WHAT YOU HAVE TO DO
Report, from the records below, every line where the word "personalization" appears.

BEGIN GIVEN INFORMATION

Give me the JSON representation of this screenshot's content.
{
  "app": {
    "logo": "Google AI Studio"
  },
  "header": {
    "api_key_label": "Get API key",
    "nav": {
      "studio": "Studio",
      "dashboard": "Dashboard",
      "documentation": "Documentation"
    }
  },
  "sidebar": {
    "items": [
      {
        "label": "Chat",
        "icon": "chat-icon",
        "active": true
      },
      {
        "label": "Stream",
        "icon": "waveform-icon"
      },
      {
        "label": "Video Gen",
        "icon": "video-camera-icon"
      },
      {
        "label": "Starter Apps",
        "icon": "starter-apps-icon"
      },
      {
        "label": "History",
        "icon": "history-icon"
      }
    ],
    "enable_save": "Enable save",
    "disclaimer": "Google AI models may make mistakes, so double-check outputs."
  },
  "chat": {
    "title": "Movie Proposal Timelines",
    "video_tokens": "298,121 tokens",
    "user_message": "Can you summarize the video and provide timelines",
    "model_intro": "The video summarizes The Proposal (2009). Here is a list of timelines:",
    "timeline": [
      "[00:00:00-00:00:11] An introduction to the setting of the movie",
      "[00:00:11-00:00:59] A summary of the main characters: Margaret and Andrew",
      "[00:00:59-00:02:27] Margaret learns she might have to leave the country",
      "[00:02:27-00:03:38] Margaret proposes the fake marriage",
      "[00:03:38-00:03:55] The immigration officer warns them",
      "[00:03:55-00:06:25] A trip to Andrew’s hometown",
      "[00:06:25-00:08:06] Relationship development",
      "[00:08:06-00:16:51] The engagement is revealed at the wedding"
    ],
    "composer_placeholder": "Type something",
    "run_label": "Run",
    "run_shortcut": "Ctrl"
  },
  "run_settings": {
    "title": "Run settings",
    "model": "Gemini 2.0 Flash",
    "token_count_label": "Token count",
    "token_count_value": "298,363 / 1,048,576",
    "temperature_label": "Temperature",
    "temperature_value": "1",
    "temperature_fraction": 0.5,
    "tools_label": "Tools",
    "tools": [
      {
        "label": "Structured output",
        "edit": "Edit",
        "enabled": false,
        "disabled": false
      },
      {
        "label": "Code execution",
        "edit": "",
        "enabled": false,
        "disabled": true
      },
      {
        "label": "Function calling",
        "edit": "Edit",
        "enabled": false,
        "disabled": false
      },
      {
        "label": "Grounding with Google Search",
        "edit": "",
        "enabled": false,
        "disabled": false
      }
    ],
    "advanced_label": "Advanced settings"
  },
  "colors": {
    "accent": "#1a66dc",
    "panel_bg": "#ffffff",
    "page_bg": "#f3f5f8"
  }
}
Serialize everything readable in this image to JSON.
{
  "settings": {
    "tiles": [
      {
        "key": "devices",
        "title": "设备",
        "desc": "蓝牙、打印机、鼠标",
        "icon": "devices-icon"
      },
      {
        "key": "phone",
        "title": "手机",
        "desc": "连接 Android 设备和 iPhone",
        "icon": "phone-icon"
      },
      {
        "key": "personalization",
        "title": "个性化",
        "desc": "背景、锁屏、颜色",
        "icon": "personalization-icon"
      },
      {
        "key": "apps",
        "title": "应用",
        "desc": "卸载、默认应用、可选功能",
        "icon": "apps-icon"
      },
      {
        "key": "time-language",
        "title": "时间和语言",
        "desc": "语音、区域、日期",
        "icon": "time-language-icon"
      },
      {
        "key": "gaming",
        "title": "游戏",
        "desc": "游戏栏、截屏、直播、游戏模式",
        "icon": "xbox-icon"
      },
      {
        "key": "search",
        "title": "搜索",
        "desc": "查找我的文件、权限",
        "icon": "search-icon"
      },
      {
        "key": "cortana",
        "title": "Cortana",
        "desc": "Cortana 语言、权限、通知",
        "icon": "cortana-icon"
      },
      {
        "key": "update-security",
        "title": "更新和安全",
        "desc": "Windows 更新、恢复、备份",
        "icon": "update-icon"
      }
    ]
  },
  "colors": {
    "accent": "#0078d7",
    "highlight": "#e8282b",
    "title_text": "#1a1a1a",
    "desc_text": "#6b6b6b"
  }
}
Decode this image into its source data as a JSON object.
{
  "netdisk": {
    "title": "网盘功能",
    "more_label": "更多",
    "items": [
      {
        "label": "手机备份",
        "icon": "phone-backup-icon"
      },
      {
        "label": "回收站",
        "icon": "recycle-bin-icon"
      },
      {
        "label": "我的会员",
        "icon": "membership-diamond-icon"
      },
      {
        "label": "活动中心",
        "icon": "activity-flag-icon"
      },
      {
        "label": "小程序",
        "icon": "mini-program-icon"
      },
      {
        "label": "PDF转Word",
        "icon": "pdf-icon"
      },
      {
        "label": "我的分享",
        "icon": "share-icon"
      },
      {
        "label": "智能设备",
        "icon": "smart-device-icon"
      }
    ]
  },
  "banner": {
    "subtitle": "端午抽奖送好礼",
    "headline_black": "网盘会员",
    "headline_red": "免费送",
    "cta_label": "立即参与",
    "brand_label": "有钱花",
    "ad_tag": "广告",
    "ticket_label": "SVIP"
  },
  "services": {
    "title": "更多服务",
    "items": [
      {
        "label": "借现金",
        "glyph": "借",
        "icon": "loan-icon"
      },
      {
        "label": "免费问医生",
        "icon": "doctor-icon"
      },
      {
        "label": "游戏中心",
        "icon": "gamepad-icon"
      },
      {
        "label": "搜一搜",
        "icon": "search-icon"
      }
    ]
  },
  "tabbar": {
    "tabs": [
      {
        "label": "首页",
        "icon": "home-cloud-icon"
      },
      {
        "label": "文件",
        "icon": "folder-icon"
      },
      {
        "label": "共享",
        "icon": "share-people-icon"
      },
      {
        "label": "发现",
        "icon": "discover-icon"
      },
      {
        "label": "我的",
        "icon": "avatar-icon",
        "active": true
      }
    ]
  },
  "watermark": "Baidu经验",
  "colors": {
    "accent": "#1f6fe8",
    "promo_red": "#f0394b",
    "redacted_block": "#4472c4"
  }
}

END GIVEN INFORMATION

RESPONSE AREA
        "key": "personalization",
        "icon": "personalization-icon"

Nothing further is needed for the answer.